------ GIVEN INFORMATION ------

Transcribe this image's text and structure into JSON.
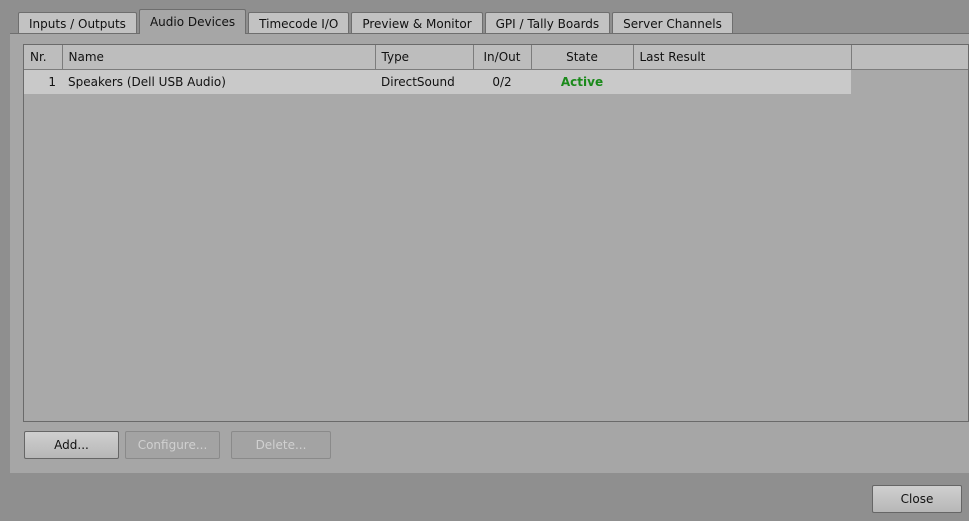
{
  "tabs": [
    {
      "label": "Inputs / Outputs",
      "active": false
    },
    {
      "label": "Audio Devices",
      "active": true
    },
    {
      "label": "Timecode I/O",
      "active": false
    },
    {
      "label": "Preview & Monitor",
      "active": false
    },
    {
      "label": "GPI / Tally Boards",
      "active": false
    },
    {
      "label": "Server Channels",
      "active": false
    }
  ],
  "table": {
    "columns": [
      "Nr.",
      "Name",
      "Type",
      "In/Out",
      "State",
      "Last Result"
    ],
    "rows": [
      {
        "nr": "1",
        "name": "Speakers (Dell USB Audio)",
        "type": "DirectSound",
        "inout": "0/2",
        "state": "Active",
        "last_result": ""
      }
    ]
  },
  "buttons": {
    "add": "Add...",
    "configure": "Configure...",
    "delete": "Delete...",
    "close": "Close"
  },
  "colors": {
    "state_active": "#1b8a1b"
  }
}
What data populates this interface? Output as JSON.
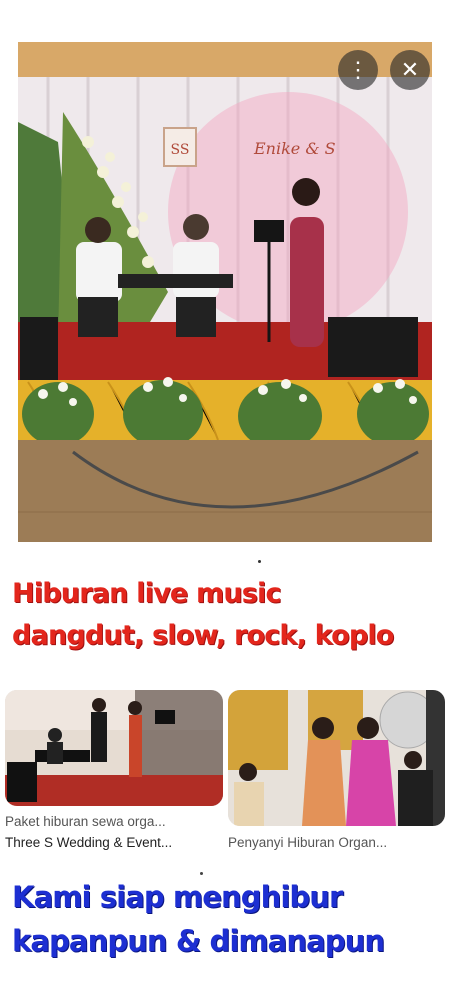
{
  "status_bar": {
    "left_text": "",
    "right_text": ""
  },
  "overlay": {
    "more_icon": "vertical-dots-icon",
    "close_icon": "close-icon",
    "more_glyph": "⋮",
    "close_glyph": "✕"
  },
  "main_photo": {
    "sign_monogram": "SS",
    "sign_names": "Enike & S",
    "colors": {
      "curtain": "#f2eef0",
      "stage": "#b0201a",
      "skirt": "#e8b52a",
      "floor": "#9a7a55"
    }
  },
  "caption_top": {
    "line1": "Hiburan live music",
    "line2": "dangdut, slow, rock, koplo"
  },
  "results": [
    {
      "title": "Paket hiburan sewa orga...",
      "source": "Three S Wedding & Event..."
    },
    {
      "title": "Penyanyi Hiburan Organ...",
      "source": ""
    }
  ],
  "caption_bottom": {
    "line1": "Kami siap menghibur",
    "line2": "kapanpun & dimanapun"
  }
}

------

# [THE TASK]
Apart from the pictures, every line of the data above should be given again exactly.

# [ANSWER TO THIS EXERCISE]
Transcribe this image's text and structure into JSON.
{
  "tabs": [
    {
      "label": "Inputs / Outputs",
      "active": false
    },
    {
      "label": "Audio Devices",
      "active": true
    },
    {
      "label": "Timecode I/O",
      "active": false
    },
    {
      "label": "Preview & Monitor",
      "active": false
    },
    {
      "label": "GPI / Tally Boards",
      "active": false
    },
    {
      "label": "Server Channels",
      "active": false
    }
  ],
  "table": {
    "columns": [
      "Nr.",
      "Name",
      "Type",
      "In/Out",
      "State",
      "Last Result"
    ],
    "rows": [
      {
        "nr": "1",
        "name": "Speakers (Dell USB Audio)",
        "type": "DirectSound",
        "inout": "0/2",
        "state": "Active",
        "last_result": ""
      }
    ]
  },
  "buttons": {
    "add": "Add...",
    "configure": "Configure...",
    "delete": "Delete...",
    "close": "Close"
  },
  "colors": {
    "state_active": "#1b8a1b"
  }
}
What data populates this interface? Output as JSON.
{
  "status_bar": {
    "left_text": "",
    "right_text": ""
  },
  "overlay": {
    "more_icon": "vertical-dots-icon",
    "close_icon": "close-icon",
    "more_glyph": "⋮",
    "close_glyph": "✕"
  },
  "main_photo": {
    "sign_monogram": "SS",
    "sign_names": "Enike & S",
    "colors": {
      "curtain": "#f2eef0",
      "stage": "#b0201a",
      "skirt": "#e8b52a",
      "floor": "#9a7a55"
    }
  },
  "caption_top": {
    "line1": "Hiburan live music",
    "line2": "dangdut, slow, rock, koplo"
  },
  "results": [
    {
      "title": "Paket hiburan sewa orga...",
      "source": "Three S Wedding & Event..."
    },
    {
      "title": "Penyanyi Hiburan Organ...",
      "source": ""
    }
  ],
  "caption_bottom": {
    "line1": "Kami siap menghibur",
    "line2": "kapanpun & dimanapun"
  }
}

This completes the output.